- _WORKING DATA_:
+--
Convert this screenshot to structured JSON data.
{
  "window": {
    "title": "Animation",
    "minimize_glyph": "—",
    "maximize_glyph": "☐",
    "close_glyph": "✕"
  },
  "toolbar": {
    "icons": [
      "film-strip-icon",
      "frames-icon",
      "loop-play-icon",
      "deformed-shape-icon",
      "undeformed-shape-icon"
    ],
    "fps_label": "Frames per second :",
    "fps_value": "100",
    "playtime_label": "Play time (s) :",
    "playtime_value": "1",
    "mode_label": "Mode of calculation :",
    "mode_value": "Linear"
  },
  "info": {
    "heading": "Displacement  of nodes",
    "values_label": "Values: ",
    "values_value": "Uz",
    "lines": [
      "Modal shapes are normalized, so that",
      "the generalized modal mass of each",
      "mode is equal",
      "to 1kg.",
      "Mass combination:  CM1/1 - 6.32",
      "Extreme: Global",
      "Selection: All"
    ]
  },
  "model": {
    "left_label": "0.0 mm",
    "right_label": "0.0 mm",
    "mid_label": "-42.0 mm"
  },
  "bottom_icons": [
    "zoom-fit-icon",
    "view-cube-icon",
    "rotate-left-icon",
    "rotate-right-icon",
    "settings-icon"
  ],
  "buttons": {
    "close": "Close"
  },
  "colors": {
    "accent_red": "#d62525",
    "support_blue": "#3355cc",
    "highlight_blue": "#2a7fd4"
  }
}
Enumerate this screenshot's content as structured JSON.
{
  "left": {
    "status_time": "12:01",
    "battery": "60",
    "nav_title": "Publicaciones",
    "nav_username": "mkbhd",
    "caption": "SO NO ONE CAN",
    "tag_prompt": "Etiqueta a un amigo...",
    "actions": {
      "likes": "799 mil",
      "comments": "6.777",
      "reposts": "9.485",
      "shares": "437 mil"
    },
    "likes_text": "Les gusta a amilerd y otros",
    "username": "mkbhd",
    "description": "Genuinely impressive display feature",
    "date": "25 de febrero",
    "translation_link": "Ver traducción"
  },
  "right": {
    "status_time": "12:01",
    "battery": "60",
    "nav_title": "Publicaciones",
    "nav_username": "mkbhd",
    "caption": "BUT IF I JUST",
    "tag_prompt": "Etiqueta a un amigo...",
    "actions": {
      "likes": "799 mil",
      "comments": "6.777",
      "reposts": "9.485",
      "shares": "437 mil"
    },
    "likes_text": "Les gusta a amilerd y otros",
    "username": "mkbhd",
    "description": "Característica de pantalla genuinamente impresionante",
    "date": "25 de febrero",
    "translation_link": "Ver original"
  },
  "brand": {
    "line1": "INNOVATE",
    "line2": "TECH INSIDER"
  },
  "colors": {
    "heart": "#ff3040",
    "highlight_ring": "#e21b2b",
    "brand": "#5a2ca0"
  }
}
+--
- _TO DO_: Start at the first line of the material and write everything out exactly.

- _ANSWER TO THIS PROBLEM_:
Convert this screenshot to structured JSON data.
{
  "window": {
    "title": "Animation",
    "minimize_glyph": "—",
    "maximize_glyph": "☐",
    "close_glyph": "✕"
  },
  "toolbar": {
    "icons": [
      "film-strip-icon",
      "frames-icon",
      "loop-play-icon",
      "deformed-shape-icon",
      "undeformed-shape-icon"
    ],
    "fps_label": "Frames per second :",
    "fps_value": "100",
    "playtime_label": "Play time (s) :",
    "playtime_value": "1",
    "mode_label": "Mode of calculation :",
    "mode_value": "Linear"
  },
  "info": {
    "heading": "Displacement  of nodes",
    "values_label": "Values: ",
    "values_value": "Uz",
    "lines": [
      "Modal shapes are normalized, so that",
      "the generalized modal mass of each",
      "mode is equal",
      "to 1kg.",
      "Mass combination:  CM1/1 - 6.32",
      "Extreme: Global",
      "Selection: All"
    ]
  },
  "model": {
    "left_label": "0.0 mm",
    "right_label": "0.0 mm",
    "mid_label": "-42.0 mm"
  },
  "bottom_icons": [
    "zoom-fit-icon",
    "view-cube-icon",
    "rotate-left-icon",
    "rotate-right-icon",
    "settings-icon"
  ],
  "buttons": {
    "close": "Close"
  },
  "colors": {
    "accent_red": "#d62525",
    "support_blue": "#3355cc",
    "highlight_blue": "#2a7fd4"
  }
}
Enumerate this screenshot's content as structured JSON.
{
  "left": {
    "status_time": "12:01",
    "battery": "60",
    "nav_title": "Publicaciones",
    "nav_username": "mkbhd",
    "caption": "SO NO ONE CAN",
    "tag_prompt": "Etiqueta a un amigo...",
    "actions": {
      "likes": "799 mil",
      "comments": "6.777",
      "reposts": "9.485",
      "shares": "437 mil"
    },
    "likes_text": "Les gusta a amilerd y otros",
    "username": "mkbhd",
    "description": "Genuinely impressive display feature",
    "date": "25 de febrero",
    "translation_link": "Ver traducción"
  },
  "right": {
    "status_time": "12:01",
    "battery": "60",
    "nav_title": "Publicaciones",
    "nav_username": "mkbhd",
    "caption": "BUT IF I JUST",
    "tag_prompt": "Etiqueta a un amigo...",
    "actions": {
      "likes": "799 mil",
      "comments": "6.777",
      "reposts": "9.485",
      "shares": "437 mil"
    },
    "likes_text": "Les gusta a amilerd y otros",
    "username": "mkbhd",
    "description": "Característica de pantalla genuinamente impresionante",
    "date": "25 de febrero",
    "translation_link": "Ver original"
  },
  "brand": {
    "line1": "INNOVATE",
    "line2": "TECH INSIDER"
  },
  "colors": {
    "heart": "#ff3040",
    "highlight_ring": "#e21b2b",
    "brand": "#5a2ca0"
  }
}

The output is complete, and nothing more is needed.